PROBLEM REQUIREMENTS >> Every line of the data that contains the string "music" must be copied.

SUPPLIED DATA >>
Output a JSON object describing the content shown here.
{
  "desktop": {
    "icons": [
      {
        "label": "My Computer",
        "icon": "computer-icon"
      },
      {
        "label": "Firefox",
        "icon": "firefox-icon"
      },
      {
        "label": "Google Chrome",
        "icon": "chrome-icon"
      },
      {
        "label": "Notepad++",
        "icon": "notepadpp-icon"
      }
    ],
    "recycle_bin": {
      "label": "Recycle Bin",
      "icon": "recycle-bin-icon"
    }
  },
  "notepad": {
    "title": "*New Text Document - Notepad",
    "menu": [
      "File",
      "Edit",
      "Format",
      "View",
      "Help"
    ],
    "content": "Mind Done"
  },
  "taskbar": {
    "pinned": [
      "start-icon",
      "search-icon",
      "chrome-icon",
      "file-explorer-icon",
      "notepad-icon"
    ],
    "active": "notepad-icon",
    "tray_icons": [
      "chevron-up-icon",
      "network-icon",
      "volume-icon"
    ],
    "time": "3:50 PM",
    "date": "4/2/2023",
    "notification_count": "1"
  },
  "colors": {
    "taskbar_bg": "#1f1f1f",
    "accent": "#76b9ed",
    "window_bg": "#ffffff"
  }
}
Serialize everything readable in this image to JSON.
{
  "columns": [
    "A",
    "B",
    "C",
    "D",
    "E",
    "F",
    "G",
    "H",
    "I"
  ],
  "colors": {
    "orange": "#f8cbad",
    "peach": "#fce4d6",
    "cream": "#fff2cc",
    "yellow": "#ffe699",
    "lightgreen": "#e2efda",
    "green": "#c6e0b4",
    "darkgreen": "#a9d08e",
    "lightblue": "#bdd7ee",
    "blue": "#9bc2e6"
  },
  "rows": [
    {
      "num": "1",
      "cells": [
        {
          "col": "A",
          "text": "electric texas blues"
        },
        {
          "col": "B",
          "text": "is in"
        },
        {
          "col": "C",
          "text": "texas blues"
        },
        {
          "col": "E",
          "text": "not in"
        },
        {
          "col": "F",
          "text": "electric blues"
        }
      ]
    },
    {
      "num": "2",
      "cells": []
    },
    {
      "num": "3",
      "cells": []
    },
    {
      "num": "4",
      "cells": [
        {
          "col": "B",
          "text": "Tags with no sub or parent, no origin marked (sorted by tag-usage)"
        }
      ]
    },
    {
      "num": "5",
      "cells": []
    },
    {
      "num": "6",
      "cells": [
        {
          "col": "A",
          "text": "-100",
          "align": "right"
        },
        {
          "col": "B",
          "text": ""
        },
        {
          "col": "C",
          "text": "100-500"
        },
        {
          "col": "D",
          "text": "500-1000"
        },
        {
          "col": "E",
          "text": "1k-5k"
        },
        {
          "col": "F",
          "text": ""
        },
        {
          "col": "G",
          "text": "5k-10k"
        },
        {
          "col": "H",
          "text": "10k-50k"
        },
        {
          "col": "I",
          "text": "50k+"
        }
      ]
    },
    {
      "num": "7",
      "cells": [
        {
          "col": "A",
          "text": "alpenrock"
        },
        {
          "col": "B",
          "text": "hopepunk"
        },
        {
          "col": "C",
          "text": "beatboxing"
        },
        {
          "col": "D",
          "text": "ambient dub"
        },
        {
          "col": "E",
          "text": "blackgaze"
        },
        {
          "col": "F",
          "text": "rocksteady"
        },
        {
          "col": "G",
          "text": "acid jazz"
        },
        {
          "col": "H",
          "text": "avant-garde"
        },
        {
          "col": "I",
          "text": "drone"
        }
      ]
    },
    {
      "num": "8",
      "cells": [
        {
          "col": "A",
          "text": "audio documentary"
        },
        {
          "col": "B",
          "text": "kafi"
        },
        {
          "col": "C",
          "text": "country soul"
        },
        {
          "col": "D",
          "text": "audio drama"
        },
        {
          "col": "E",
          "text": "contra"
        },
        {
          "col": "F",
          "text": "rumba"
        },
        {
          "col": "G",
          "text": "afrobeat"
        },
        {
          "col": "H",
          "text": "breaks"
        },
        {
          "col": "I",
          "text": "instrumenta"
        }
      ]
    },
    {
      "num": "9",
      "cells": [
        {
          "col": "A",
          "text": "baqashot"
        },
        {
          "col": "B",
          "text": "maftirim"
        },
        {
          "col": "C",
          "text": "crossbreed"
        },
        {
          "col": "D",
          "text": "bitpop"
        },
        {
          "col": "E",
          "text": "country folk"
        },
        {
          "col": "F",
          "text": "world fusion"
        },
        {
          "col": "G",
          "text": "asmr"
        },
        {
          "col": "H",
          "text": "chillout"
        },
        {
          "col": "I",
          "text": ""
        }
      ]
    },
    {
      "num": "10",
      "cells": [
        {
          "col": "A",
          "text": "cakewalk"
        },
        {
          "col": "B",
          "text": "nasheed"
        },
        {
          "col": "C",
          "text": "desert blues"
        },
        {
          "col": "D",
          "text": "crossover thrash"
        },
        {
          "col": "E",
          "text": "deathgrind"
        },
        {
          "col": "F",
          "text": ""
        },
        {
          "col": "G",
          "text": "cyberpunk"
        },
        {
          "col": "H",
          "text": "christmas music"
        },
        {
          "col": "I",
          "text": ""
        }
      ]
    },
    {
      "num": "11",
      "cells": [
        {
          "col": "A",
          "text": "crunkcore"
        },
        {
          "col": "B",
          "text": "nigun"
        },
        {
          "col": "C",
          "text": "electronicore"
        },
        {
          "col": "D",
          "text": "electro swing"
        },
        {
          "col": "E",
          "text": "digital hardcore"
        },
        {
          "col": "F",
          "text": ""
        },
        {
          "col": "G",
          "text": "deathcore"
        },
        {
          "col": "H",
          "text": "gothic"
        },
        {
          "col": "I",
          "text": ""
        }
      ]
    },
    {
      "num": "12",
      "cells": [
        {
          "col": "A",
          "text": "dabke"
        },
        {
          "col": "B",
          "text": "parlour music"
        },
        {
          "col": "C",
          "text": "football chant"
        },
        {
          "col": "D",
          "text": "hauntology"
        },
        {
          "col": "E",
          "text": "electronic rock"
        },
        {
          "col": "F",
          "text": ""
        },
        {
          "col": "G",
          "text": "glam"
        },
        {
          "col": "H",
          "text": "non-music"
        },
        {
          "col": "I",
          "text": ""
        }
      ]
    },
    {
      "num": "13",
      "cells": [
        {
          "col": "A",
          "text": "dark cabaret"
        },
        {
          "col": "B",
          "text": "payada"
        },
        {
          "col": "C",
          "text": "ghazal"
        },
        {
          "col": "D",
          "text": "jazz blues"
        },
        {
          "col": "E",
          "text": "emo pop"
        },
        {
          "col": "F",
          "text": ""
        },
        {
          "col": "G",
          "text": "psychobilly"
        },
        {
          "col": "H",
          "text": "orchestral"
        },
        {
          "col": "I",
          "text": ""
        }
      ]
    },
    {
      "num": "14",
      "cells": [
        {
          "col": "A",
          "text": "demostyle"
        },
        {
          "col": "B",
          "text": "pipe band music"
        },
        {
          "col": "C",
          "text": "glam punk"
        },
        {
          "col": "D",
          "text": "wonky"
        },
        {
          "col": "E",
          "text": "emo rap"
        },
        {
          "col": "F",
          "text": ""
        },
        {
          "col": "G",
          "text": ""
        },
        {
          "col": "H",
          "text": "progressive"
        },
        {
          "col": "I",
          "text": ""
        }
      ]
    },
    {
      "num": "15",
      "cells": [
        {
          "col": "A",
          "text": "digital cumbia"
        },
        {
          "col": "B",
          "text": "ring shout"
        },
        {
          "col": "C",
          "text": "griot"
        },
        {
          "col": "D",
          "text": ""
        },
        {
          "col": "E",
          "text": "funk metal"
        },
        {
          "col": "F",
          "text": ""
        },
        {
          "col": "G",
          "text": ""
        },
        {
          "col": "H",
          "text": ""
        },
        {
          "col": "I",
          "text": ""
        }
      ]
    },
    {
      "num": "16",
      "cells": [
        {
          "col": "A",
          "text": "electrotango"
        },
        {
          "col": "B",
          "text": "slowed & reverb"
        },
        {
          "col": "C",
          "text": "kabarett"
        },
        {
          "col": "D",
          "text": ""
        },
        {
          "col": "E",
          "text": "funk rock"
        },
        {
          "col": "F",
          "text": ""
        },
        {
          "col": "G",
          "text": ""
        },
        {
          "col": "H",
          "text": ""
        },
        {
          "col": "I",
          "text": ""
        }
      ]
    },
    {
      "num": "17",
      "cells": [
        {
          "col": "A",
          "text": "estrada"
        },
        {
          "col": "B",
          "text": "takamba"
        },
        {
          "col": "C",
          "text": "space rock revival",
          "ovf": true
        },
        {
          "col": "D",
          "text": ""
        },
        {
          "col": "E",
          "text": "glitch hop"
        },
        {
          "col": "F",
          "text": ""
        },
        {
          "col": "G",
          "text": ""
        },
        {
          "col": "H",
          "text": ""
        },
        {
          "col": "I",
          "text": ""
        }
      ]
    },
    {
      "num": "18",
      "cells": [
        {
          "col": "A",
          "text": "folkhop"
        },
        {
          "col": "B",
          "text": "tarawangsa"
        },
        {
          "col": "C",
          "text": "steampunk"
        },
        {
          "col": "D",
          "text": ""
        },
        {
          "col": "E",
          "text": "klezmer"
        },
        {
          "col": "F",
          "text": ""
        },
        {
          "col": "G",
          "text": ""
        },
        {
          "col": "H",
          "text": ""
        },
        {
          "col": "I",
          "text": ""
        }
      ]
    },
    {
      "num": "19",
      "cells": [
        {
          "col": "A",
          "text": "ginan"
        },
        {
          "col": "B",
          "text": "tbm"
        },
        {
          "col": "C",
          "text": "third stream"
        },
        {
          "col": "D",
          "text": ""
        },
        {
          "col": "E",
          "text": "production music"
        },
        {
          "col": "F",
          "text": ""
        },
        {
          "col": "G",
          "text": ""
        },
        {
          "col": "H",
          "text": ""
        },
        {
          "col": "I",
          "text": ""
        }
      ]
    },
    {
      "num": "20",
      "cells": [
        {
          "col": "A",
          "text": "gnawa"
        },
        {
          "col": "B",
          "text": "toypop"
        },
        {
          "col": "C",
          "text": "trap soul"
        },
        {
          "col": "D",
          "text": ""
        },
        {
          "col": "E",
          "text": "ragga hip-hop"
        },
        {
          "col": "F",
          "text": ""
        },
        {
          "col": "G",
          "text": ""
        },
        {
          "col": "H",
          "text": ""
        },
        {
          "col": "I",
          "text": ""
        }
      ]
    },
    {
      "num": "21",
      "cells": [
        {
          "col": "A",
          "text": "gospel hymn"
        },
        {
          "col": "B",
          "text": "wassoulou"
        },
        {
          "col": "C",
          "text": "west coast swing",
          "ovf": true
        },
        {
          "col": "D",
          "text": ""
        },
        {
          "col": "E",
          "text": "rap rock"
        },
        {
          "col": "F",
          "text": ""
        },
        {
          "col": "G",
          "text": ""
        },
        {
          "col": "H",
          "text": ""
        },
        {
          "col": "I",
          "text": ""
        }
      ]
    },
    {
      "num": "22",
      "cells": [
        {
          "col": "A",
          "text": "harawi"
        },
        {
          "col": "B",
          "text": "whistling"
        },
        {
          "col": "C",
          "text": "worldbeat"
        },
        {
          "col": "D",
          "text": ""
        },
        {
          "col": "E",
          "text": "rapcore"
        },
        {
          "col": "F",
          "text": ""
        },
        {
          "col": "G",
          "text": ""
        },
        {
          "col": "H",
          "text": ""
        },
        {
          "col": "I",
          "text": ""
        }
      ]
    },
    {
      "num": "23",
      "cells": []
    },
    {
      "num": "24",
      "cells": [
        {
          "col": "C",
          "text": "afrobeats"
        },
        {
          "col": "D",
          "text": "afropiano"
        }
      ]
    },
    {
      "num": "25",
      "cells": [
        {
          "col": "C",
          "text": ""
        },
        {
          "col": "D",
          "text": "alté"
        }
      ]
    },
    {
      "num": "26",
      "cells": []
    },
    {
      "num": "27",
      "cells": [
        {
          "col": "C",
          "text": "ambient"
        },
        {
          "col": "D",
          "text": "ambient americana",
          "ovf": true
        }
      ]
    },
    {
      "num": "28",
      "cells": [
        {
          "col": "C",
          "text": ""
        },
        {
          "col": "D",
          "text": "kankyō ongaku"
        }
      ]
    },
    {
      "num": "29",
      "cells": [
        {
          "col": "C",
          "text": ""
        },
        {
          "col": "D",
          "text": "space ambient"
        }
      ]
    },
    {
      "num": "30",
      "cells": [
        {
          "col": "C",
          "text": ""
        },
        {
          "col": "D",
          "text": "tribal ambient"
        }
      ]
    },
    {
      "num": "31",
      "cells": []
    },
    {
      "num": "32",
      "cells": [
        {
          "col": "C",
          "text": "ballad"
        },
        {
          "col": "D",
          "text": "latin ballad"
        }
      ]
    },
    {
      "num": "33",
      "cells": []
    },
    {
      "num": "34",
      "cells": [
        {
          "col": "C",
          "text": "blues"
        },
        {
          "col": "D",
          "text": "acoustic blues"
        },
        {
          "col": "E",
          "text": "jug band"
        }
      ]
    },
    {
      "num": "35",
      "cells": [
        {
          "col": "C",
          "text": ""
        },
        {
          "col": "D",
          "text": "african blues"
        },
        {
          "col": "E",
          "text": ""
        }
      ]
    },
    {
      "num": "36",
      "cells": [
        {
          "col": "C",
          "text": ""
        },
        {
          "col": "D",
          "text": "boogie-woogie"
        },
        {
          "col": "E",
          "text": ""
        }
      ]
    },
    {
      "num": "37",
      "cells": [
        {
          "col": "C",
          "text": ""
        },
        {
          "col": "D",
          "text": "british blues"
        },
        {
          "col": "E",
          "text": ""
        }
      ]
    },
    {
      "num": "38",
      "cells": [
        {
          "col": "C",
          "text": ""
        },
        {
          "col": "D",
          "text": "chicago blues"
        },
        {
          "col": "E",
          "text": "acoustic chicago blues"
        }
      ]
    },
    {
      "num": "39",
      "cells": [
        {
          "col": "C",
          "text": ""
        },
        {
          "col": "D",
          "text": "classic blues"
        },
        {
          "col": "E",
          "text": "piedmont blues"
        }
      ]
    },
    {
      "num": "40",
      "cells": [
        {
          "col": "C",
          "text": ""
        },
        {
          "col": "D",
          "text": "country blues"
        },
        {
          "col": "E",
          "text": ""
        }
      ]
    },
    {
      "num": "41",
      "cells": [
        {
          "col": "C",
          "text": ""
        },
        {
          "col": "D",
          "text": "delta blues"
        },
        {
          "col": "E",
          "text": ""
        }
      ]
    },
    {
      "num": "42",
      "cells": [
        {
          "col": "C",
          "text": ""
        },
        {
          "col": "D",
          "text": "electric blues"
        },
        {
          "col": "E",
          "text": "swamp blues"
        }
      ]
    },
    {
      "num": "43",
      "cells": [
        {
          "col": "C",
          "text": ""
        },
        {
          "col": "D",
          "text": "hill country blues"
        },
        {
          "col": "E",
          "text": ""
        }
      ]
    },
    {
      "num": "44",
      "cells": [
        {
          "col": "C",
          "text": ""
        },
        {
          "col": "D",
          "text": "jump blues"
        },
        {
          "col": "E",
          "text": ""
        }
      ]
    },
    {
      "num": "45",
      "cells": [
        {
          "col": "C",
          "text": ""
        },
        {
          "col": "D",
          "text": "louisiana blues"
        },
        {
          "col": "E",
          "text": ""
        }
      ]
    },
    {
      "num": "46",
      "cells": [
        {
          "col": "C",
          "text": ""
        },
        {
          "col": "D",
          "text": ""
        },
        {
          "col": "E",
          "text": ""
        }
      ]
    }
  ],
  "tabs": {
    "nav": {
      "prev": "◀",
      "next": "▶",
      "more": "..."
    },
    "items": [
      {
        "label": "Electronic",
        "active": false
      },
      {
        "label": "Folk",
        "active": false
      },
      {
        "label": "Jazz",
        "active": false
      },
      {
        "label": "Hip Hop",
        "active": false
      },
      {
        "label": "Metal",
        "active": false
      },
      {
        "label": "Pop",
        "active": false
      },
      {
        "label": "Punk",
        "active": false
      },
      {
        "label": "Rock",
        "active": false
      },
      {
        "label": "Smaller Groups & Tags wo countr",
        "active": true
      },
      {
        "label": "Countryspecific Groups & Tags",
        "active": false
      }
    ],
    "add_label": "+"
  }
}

WRITTEN RESPONSE >>
          "text": "christmas music"
          "text": "parlour music"
          "text": "non-music"
          "text": "pipe band music"
          "text": "production music"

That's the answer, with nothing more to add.